Camille Poirier Strap Pack

rucksack history
Sometimes I love the web. While looking for further images to support an excellent history of the U.S. Army rucksack during World War II, I found the above photo of one of Camille Poirier’s early rucksacks. This in turn led to the discovery of one of his early bags on sale on EBay and an excellent introduction to Camille Poirier and his “Poirier Pack Sack”. In 1911, Camille sold off the pack business to the new Duluth Tent and Awning Company, the forbearer of todays Duluth Pack.
From the EBay auction:
Duluth Pack has its deep historic roots in a poor French-Canadian named Camille Poirier. Poirier came to the struggling village of Duluth in 1870 with very little more than a dream of making boots and shoes. In fact, according to many sources, he came into the village with a “little stock of leather and tools”, and that’s where he began a small shoe store in 1884 (the bag basically being invented pre-shop). The intent of the bag at the time was to carry large loads up and down the vast hills of Duluth, MN without putting total strain on the back (his invention of the tumpline is best known on this bag which now has universal appeal in the hiking and climbing community).
This bag was made before Poirier even had his boot and shoe shop located at 1 west Superior Street, Norris Block, built in 1884. Camille Poirier’s shoe shop was one of the four buildings on the upper side of Superior Street, west of Lake Avenue, making up the oldest section of Old Downtown Duluth, all built in the 1880’s. This is where Poirier patented and invented the “Poirier Pack Sack”. The significance of this pack is the date on the handtooled handmade brass oval plate of Nov. 10, 1882, which was handmade by Camille Poirier himself, basically a prototype strap pack before his actual patent date – on Dec. 12 1882. The actual patent was granted in Duluth, Minnesota on Dec. 12, 1882. The bag itself was a success and led Poirier to invent and to file a patent on December 12, 1882 for a “Pack Strap” that entirely changed the design of pack sacks. The Patent No. is 268,932.


According to the patent filed by Camille Poirier, he “invented a new and improved Pack-Strap for holding and packing articles of clothing, provisions, and other articles which are to be carried in a package on the back. The invention consists in a bag formed with a flap and provided with shoulder straps and head-strap for supporting and carrying the bag on the back.”
In this bag’s amazing design, Poirier was credited with the “tumpline” which is a strap attached at both ends to a backpack and used to carry the object by placing the strap over the top of the head. Later on Poirier’s design came to be called the “Duluth Pack” after the village in which Poirier ran his business.

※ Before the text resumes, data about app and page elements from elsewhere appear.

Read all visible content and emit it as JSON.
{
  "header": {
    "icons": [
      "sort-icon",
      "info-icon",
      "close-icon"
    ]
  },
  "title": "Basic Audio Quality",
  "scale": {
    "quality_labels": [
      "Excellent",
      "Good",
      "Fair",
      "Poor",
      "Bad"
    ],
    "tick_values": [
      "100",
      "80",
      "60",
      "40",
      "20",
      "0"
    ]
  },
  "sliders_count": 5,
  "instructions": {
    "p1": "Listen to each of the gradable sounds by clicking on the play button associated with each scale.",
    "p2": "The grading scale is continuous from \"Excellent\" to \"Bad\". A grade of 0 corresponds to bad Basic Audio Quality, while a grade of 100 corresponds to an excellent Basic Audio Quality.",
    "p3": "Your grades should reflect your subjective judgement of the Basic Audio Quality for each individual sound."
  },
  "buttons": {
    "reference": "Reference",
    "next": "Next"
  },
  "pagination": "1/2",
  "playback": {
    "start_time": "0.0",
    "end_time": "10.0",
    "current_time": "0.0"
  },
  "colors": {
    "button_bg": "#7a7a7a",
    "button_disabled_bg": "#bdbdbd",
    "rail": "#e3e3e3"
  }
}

The “Pack Strap” was a canvas sack that closed with a buckled flap, had new-fangled shoulder straps in addition to the traditional tumpline. In 1911, Camille sold off the pack business to the new Duluth Tent and Awning Company. At the time of this listing, Duluth Pack Company was contacted and a representative of the company said the earliest Pack they had was received by donation from an Australian and this was the Auto (Car) Pack. That pack was dated in the 1920’s and the “Pack Strap” up for auction is many years older than that as you can see. There are no known “Poirier Pack Strap Sacks” left in existence so this is a TRULY ORIGINAL and a one-of-a-kind RARE item. It is believe this bag is the original patent design prototype because of the three stitch marks above the patent date where the umbrella leather loop would sit. The bags that Poirier sold in his store were stamped in ink “Poirier Duluth Back Strap” in this location on the front flap.
More information on tumplines. They are often used to transport heavy loads across uneven terrain such as footpaths and portages. The Voyageurs of the North American fur trade used tumplines exclusively to carry their cargo of pelts and rations across portages. Tumplines should not be worn over the forehead, but rather the top of the head just back from the hairline, pulling straight down in alignment with the spine. The person then leans forward, allowing the back to help support the load. A Tumpline is a strap attached at both ends to a backpack or other luggage and used to carry the object by placing the strap over the top of the head.
More history on the Duluth Pack here.